Remember those days of Nigerian princes and overseas lotteries? The ones who just needed a little bit of financial assistance, who would reward you in turn for your efforts with profit a hundred fold? Or the cheap Viagra? Or the young Asian girls who want to meet just you?
I’d like to sigh nostalgically and say “Those were the days” except, apparently these are still those days. Something on the Internet has survived multiple decades. Go figure.
I run my own email server, and in so doing, need to open certain ports in order to receive email. One of these ports is port 25–the Simple Mail Transfer Protocol port. In other words, it’s the default port upon which email moves. Now, in order to receive most email, I have to open this port, even though I don’t generally use it for my own purposes, preferring newer TLS-by-default port 465, among others. Technological details aside, I only have port 25 open by necessity, and I don’t use it myself.
But, because it’s universal, botnets continually scan the Internet for servers with this port open. With modern computational power, it takes a surprisingly short amount of time to scan all the available IPv4 address space. Consequently, I’m regularly identified as a host with open port 25.
What does this mean? Generally nothing, except these automated botnets hope that I haven’t bothered to take basic precautions. Upon seeing the open port, the botnet then attempts to log in, using various default credentials (e.g. Admin, User, root). Very quickly they move on, but still, I find this irritating.
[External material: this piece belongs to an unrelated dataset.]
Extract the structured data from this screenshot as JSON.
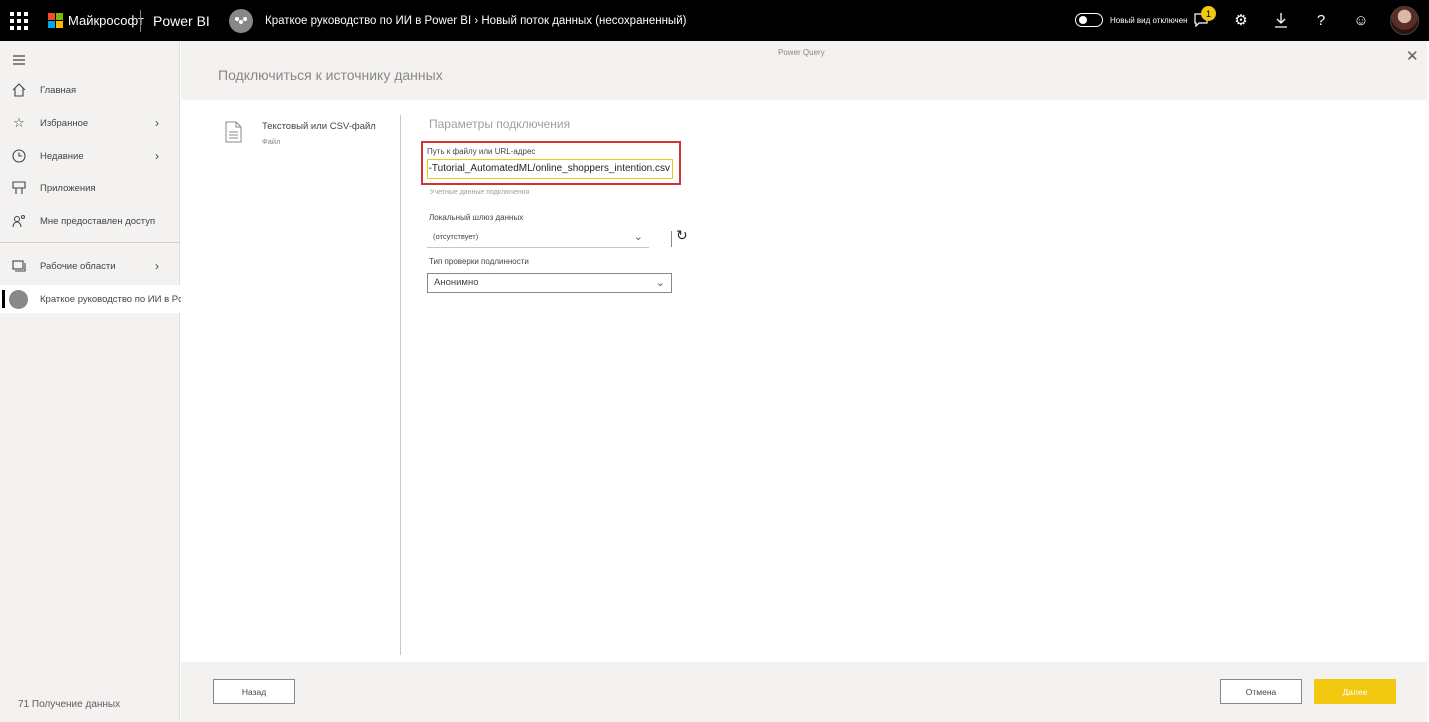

Unfortunately there isn’t much I can do about it, other than blacklisting by default all non-US IP addresses (and any countries to which I’m aware family is currently traveling), and any IP address which previously failed to log in. But, there are still a lot of IP addresses. And with no recourse, I decided to vent my frustrations by posting a list of offenders. It is worth a moment to do a Whois and find their geographical regions, if nothing else. And if one of these is you, it’s time for a malware scan: